WHAT YOU HAVE TO DO ▸
Copy out all the lines in the records that include the word "ROME".

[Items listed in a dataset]

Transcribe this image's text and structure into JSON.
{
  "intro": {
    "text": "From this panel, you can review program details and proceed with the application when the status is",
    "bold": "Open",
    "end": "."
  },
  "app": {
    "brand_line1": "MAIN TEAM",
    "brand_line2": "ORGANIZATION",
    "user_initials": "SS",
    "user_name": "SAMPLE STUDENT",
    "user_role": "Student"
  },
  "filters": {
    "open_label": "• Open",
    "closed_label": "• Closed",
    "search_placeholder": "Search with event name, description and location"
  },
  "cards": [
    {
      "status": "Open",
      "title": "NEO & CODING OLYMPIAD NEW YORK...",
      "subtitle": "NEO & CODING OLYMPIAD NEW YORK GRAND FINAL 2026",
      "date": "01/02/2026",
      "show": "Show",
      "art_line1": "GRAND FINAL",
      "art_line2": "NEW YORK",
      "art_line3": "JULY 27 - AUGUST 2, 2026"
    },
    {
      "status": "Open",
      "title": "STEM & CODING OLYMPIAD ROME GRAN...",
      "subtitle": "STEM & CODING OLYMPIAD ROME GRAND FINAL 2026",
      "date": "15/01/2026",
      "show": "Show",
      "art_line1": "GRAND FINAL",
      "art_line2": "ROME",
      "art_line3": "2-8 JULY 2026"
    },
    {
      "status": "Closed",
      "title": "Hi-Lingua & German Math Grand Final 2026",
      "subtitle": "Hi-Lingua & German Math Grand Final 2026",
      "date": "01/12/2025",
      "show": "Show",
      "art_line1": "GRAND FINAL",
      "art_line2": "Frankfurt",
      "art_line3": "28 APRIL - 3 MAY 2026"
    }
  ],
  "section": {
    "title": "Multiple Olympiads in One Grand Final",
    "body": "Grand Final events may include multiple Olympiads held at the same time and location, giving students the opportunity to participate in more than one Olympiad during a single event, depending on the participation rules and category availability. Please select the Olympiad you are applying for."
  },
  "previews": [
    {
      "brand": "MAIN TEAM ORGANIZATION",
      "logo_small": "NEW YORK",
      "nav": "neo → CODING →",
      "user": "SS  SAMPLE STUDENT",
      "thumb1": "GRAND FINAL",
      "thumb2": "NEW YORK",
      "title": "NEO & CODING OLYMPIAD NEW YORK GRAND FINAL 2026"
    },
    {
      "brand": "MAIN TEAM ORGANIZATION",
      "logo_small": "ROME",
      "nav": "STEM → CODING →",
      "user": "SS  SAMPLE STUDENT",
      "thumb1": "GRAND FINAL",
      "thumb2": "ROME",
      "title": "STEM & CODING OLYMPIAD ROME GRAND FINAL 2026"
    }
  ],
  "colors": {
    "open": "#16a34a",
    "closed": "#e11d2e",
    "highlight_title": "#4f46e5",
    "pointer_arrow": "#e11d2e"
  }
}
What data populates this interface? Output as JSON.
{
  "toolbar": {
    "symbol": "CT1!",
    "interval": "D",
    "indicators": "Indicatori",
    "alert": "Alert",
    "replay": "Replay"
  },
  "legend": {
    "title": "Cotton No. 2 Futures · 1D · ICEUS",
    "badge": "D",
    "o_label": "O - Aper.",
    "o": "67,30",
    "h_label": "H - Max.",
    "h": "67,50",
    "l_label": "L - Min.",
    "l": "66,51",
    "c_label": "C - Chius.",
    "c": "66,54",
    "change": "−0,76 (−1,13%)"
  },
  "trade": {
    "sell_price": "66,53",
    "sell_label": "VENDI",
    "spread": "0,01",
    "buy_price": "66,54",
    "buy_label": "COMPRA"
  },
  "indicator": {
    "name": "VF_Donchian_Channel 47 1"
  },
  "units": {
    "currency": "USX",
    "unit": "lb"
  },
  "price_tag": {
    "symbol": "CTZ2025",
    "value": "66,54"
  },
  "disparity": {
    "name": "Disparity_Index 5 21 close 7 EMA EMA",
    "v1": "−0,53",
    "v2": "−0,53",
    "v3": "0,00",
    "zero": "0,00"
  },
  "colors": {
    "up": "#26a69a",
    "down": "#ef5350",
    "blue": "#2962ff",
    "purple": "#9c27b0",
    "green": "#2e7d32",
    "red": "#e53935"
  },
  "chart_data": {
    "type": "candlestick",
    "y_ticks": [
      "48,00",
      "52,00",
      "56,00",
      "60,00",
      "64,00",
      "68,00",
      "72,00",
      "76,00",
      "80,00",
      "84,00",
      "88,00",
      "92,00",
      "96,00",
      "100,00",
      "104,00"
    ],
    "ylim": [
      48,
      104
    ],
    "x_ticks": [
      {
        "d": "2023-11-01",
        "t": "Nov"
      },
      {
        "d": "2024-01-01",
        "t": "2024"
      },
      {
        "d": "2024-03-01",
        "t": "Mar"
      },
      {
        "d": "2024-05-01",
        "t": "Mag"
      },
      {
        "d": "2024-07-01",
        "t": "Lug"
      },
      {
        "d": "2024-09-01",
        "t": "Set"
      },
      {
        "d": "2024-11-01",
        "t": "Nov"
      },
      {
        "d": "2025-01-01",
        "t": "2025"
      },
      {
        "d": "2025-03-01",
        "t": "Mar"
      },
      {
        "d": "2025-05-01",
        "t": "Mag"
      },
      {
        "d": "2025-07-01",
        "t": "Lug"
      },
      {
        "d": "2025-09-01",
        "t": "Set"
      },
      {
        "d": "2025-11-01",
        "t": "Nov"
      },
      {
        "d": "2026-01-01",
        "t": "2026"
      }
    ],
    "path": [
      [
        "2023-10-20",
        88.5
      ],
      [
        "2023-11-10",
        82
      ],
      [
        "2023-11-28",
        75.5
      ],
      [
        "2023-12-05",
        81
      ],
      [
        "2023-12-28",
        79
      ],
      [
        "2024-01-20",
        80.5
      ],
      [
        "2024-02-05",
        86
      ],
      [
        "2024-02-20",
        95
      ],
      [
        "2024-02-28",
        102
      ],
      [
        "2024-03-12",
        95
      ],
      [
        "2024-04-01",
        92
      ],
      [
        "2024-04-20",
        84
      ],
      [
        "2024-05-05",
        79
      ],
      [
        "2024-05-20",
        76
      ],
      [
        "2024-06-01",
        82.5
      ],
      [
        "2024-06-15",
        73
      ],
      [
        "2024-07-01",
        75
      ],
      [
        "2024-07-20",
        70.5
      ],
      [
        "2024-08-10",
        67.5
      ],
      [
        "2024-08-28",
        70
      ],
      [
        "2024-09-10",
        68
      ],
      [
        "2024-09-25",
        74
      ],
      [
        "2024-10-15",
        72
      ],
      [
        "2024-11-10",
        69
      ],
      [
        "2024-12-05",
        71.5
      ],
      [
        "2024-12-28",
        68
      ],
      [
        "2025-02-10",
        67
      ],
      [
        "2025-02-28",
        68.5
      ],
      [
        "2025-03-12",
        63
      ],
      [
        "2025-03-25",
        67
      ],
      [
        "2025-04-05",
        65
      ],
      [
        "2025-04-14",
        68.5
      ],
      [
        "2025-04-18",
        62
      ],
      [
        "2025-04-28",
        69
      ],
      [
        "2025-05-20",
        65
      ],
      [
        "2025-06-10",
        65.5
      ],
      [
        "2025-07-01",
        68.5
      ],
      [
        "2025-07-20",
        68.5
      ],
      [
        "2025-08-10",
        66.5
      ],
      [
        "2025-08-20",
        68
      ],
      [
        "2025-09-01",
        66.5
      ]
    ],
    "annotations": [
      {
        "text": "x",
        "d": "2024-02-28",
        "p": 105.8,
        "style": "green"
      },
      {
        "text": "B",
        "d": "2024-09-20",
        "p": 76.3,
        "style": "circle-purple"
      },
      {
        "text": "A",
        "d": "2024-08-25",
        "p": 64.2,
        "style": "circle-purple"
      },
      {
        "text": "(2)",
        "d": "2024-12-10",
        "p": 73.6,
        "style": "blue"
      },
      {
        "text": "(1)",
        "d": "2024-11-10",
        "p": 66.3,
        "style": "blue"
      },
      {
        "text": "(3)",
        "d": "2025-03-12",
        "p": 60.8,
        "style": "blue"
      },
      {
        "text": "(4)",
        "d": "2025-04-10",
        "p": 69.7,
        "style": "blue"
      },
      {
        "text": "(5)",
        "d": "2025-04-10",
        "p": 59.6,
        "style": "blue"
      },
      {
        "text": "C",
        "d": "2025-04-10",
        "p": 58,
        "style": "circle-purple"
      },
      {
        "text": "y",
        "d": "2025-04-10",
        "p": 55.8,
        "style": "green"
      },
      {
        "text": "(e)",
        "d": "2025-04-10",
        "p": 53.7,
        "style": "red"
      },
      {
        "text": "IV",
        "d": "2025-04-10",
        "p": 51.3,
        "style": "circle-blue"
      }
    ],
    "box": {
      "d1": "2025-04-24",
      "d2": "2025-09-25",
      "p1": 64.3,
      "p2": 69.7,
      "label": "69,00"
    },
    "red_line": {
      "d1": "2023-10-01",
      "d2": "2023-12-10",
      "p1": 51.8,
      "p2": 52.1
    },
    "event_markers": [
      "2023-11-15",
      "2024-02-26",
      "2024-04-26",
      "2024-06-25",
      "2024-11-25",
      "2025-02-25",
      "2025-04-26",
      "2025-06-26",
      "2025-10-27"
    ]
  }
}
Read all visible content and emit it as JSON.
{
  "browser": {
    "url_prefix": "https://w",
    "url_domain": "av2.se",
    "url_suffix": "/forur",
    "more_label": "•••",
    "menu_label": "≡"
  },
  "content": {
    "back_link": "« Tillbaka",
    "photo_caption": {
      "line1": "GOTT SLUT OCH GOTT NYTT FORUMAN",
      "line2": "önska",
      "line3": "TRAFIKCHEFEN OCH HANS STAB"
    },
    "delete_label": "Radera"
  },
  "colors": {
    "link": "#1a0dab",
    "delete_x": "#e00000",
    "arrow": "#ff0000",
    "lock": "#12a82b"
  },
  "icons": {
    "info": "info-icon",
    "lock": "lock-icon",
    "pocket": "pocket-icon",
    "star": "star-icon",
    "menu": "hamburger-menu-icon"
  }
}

ANSWER AREA ▸
      "title": "STEM & CODING OLYMPIAD ROME GRAN...",
      "subtitle": "STEM & CODING OLYMPIAD ROME GRAND FINAL 2026",
      "art_line2": "ROME",
      "logo_small": "ROME",
      "thumb2": "ROME",
      "title": "STEM & CODING OLYMPIAD ROME GRAND FINAL 2026"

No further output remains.